The challenge is to put the gift values ahead of the exchange values. Many things people do in our lives are made in the image of exchange. Dialogue is seen as an exchange, justice is seen as an equation of crime and punishment and the payment of crime through punishment. Retaliation against a wrong done is seen as a “just” exchange, appropriate to the market economy and validated by the market paradigm. Thus it is not strange that the strike-and-retaliation exchange mode is the way our U.S. patriarchy’s dealing with the terrorist crisis. If we do not find another way based on the acknowledgement of needs and their direct satisfaction through free giving, which includes an ending of the exploitation and of military atrocities unseen behind the veil of misinformation and ignorance, and we will not be able to solve these problems.

The global market itself is famished for ever-new commodities that provide a large profit (gift) margin because they are new. The extension of commodification to species, which turns them into the property of Northern companies and is backed by the laws of the North, allows the domination of the exchange mode of the North upon gift modes of the South. Species of plants, traditional knowledge which grew up from cultures’ farming husbandry over the centuries, and even the free genetic inheritance of humans, animals, and plants, passed down from millions of generations, are being turned in the property of the few, made into market commodities, no longer available for the free nurturing of human life.

It is this patriarchal capitalist market we must see at last for what it is, liberating ourselves as citizens of the North from the veils that have covered our eyes. The values of the gift economy, the caring ways of women, are what can save us from the threat of new holocausts and genocides committed against us or by us, by our governments and businesses in our names. We in the U. S. are a giving people as demonstrated by the outpouring of help and compassion that was tendered toward the victims of the World Trade Center attacks.

Now we need to turn our gaze outside our country, liberate our compassion and its values by turning towards the people who are on the other side of our veils. Let women and men dismantle patriarchy now! Let a woman-led gift economy and culture begin!

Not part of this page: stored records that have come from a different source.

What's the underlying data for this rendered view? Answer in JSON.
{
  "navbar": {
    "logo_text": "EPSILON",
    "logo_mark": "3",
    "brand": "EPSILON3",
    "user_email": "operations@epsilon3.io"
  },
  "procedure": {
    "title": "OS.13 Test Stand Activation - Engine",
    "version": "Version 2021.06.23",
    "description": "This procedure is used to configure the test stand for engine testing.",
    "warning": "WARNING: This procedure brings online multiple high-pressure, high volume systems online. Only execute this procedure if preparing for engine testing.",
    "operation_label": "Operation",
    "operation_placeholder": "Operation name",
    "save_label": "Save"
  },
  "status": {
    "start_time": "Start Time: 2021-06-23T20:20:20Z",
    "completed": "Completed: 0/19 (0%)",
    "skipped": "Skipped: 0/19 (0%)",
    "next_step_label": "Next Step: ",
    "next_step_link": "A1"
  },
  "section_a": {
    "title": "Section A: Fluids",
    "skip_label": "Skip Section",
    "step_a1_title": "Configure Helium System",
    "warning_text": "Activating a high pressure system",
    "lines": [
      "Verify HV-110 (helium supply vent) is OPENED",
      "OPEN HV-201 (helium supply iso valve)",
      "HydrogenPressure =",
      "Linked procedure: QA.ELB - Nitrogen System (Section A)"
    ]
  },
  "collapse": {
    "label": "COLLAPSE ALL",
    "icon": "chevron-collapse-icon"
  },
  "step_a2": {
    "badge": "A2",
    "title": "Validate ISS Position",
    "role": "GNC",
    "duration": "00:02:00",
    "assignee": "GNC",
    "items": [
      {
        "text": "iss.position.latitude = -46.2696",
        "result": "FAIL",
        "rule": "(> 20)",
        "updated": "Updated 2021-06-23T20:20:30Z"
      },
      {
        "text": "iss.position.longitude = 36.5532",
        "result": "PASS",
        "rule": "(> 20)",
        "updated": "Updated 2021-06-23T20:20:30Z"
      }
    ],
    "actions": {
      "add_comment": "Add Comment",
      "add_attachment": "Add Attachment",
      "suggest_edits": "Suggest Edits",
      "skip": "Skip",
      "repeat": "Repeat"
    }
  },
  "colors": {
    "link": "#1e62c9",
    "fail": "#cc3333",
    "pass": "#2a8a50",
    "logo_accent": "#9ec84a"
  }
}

Genevieve Vaughan was born in Texas in 1939. She lived in Italy from 1963 to 1983 where she developed a theory of gift giving as the fundamental human theme, 6ased on women, as opposed to economies based on exchange and the market. She returned to Texas in 1983 and started an all-woman activist foundation, the Foundation for a Compassionate Society, which had a life of 11 y ears, closing in 1998 though some of the projects still exist: Stonehaven Ranch, a woman run retreat center near San Marcos, Texas, FIRE: Feminist International Radio Endeavor (www.fire.co.cr), and a temple to the goddess Sekhmet near the nuclear test site in Nevada. Her book, “For-Giving: A Feminist Criticism of Exchange,” can be read online at www.for-giving.com, and hard copies can also ordered there.